▸ Exercise requirements: Which of the lines in the data mention the string "this"? List them all.

▸ Records:
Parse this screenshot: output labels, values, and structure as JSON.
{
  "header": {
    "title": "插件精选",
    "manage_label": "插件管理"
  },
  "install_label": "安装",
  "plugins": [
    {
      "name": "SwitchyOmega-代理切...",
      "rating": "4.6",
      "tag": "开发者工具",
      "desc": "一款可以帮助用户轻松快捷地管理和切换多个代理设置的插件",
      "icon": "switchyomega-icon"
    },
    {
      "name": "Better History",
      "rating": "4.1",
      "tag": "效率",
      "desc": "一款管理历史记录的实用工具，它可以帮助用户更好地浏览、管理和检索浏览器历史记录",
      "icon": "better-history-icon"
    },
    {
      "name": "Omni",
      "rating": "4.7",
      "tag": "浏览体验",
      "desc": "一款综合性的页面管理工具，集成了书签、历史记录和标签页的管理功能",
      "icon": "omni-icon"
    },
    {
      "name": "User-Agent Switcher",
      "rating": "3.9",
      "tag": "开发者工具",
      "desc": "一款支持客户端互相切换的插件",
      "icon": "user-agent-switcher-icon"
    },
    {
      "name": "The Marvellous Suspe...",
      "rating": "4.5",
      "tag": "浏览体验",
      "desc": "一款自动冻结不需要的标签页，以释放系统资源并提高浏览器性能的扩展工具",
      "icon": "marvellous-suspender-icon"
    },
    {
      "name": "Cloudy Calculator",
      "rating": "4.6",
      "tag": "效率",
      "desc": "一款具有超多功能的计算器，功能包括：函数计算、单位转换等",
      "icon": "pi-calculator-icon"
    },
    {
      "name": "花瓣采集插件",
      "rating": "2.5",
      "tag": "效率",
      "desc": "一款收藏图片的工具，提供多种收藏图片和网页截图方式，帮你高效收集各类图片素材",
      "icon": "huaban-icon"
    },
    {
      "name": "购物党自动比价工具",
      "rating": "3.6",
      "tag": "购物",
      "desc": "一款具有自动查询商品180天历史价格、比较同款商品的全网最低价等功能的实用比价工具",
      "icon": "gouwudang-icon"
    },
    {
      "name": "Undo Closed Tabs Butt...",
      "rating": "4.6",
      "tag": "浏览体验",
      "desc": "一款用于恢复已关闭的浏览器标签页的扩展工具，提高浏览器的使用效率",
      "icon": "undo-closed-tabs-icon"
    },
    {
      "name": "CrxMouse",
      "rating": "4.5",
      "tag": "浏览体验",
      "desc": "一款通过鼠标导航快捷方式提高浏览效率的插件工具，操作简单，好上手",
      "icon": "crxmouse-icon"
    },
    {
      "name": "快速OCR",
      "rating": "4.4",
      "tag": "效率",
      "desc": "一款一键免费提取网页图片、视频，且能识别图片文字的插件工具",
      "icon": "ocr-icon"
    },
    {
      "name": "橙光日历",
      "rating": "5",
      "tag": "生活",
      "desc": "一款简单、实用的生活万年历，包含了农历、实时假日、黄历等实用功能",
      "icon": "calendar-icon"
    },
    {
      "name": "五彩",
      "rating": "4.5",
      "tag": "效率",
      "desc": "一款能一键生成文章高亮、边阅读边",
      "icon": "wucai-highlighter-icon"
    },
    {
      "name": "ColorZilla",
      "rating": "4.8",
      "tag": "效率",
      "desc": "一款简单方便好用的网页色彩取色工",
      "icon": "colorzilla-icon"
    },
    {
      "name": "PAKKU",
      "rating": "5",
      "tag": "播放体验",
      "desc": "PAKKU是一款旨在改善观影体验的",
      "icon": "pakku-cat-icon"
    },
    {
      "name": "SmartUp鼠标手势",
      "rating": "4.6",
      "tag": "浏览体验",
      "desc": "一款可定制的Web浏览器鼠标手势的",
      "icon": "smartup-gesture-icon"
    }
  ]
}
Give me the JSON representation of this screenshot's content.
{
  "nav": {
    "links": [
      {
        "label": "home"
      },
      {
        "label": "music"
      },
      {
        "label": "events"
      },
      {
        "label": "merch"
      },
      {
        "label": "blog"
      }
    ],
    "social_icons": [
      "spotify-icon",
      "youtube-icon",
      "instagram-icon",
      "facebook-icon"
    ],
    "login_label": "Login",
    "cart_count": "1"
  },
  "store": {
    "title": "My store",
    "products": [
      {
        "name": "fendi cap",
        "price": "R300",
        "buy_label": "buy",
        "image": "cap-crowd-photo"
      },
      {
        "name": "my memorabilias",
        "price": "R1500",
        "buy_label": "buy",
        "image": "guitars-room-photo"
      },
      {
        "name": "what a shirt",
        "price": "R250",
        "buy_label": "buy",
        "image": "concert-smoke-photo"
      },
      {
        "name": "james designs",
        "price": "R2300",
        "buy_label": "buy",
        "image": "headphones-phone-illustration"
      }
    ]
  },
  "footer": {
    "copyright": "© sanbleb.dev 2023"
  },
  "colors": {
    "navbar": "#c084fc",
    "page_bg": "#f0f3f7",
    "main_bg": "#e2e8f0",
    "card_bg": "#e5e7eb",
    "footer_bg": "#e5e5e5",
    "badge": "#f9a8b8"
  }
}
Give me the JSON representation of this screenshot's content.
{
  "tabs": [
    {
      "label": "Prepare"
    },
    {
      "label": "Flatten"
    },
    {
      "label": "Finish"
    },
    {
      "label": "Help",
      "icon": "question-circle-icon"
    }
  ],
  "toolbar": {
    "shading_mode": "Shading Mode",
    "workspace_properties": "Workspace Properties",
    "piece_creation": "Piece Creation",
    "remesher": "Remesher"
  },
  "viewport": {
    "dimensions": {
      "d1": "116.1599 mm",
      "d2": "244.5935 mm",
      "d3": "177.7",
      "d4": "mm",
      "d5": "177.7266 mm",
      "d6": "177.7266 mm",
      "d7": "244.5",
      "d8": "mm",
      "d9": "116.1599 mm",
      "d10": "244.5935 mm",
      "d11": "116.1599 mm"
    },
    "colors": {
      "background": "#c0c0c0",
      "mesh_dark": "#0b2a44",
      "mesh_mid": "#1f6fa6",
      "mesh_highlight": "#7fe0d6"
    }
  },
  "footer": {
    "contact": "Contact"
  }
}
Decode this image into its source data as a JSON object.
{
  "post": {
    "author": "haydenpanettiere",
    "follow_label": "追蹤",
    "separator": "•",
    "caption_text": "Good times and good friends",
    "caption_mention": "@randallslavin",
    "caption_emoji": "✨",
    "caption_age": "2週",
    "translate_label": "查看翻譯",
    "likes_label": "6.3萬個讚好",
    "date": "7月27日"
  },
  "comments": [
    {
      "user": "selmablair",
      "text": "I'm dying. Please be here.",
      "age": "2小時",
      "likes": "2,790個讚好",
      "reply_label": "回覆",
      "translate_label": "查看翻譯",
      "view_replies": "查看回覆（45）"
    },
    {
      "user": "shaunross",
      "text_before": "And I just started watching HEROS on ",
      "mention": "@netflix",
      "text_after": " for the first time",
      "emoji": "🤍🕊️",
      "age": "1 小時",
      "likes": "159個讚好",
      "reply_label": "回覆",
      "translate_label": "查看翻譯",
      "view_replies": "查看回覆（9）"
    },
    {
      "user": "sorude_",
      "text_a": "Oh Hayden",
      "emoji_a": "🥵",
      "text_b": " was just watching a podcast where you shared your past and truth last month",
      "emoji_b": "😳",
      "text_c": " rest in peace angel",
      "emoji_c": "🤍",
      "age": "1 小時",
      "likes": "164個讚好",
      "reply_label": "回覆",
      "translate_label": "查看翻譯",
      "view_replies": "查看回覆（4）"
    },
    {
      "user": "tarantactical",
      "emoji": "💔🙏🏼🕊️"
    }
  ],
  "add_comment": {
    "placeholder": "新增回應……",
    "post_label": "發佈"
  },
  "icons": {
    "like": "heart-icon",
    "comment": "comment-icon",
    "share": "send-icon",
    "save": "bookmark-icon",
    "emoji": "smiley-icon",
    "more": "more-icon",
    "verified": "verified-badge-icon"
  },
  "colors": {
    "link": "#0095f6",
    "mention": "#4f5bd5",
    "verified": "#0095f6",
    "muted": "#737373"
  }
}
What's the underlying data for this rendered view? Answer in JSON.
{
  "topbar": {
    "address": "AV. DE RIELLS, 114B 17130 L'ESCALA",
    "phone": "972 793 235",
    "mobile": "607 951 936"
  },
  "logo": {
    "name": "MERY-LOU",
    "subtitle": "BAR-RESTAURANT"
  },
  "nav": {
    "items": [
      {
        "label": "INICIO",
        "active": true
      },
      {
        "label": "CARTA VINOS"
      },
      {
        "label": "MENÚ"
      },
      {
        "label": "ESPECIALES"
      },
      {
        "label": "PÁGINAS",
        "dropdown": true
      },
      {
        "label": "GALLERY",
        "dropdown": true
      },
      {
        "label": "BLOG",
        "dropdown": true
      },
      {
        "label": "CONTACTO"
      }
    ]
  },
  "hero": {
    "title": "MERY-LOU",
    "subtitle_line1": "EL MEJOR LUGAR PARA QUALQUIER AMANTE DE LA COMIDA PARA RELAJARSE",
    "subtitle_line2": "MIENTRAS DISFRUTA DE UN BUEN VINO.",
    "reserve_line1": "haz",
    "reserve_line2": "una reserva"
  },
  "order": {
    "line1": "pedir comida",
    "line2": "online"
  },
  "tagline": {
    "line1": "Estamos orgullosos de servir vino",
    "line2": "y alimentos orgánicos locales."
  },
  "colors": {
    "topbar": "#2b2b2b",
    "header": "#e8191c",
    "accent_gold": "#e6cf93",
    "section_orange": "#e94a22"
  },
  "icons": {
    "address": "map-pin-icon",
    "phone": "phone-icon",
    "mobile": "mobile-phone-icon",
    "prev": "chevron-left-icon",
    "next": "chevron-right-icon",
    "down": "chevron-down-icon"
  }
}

▸ Answer space:
Parse this screenshot: output labels, values, and structure as JSON.
Give me the JSON representation of this screenshot's content.
Give me the JSON representation of this screenshot's content.
Decode this image into its source data as a JSON object.
What's the underlying data for this rendered view? Answer in JSON.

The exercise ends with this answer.